In 1990, he attended a seminar addressing the needs of gay teenagers.
A newspaper covering the event published an interview with Dale, that addressed his advocacy of role models for gay teenagers.
The article included a picture of Dale that identified him as the co-president of the Lesbian Gay Alliance.
The Boy Scouts saw the article and revoked Dale’s adult membership.
He filed a complaint in the New Jersey Superior Court alleging the Boy Scouts had violated New Jersey's Public Accommodations Law, which prohibits sexual orientation based exclusion from places of public accommodation.
That Court's Chancery Division granted summary judgment in favor of the Boy Scouts holding that the Boy Scouts was not a place of public accommodation for the purposes of the New Jersey law.
The New Jersey Appellate Division reversed holding that the public accommodations law did apply to the Boy Scouts and the law required the Boy Scouts to readmit Dale.
The New Jersey Supreme Court affirmed the judgment of the Appellate Division.
The New Jersey Supreme Court rejected the Boy Scouts’ claim enforcing it to admit Dale would violated its First Amendment right of expressive association.
We reverse the judgment of the New Jersey Supreme Court and hold that the application of New Jersey’s public accommodations’ law in this case violates the Boys Scouts First Amendment rights.
In Roberts v. Jaycees we observed that implicit in the right to engage in activities protected by the First Amendment is a corresponding right to associate with others in pursuit of a wide variety of political, social, economic, educational, religious, and cultural ends.
We deem this right to be the right of expressive association.
The expressive associational right is crucial in preventing the majority from imposing its views on groups that would rather express other, perhaps unpopular, ideas.
In Roberts we stated that one of the ways the government may burden this freedom is by forcing the group to accept a member it does not desire.
In order to decide whether enforcing the Boy Scouts to accept Dale violates the group’s First Amendment rights to expressive association we must make several inquiries.
First, we must determine whether the Boy Scouts engage in expressive association sufficient to give them First Amendment protection.
It is clear from the record that the mission of the Boy Scouts is to instill a system of values in young boys.

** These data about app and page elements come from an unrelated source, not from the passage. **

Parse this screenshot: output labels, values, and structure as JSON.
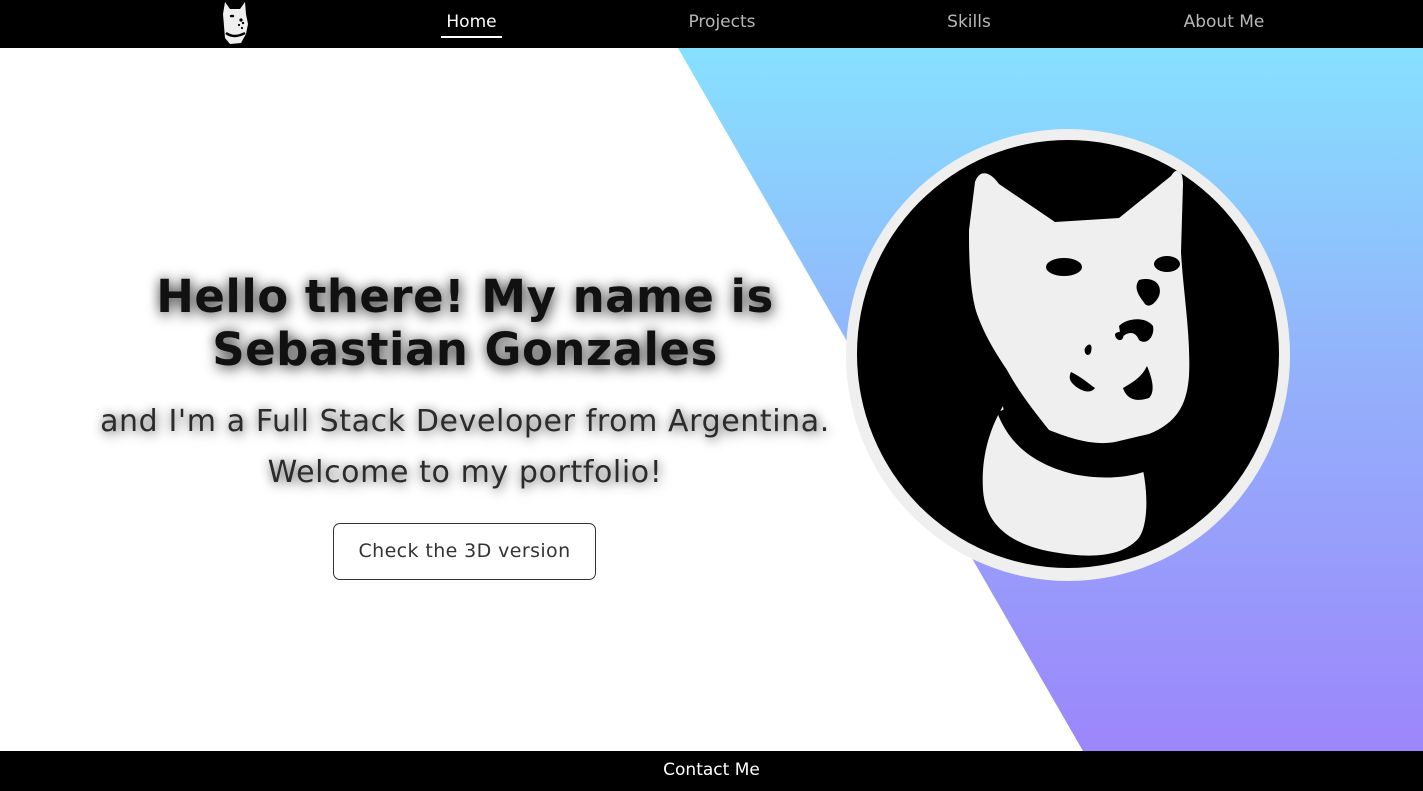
{
  "nav": {
    "logo_icon": "dog-face-logo-icon",
    "items": [
      {
        "label": "Home",
        "active": true
      },
      {
        "label": "Projects",
        "active": false
      },
      {
        "label": "Skills",
        "active": false
      },
      {
        "label": "About Me",
        "active": false
      }
    ]
  },
  "hero": {
    "title_line1": "Hello there! My name is",
    "title_line2": "Sebastian Gonzales",
    "subtitle_line1": "and I'm a Full Stack Developer from Argentina.",
    "subtitle_line2": "Welcome to my portfolio!",
    "cta_label": "Check the 3D version",
    "avatar_icon": "dog-avatar-icon"
  },
  "footer": {
    "contact_label": "Contact Me"
  },
  "colors": {
    "nav_bg": "#000000",
    "nav_active": "#ffffff",
    "nav_inactive": "#b8b8b8",
    "gradient_top": "#86e1ff",
    "gradient_bottom": "#9c86fb",
    "avatar_ring": "#efefef"
  }
}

It seems indisputable that this is expressive activity entitling the Boy Scouts to First Amendment protection.
Next we must determine whether the Boy Scouts express a view about homosexuality.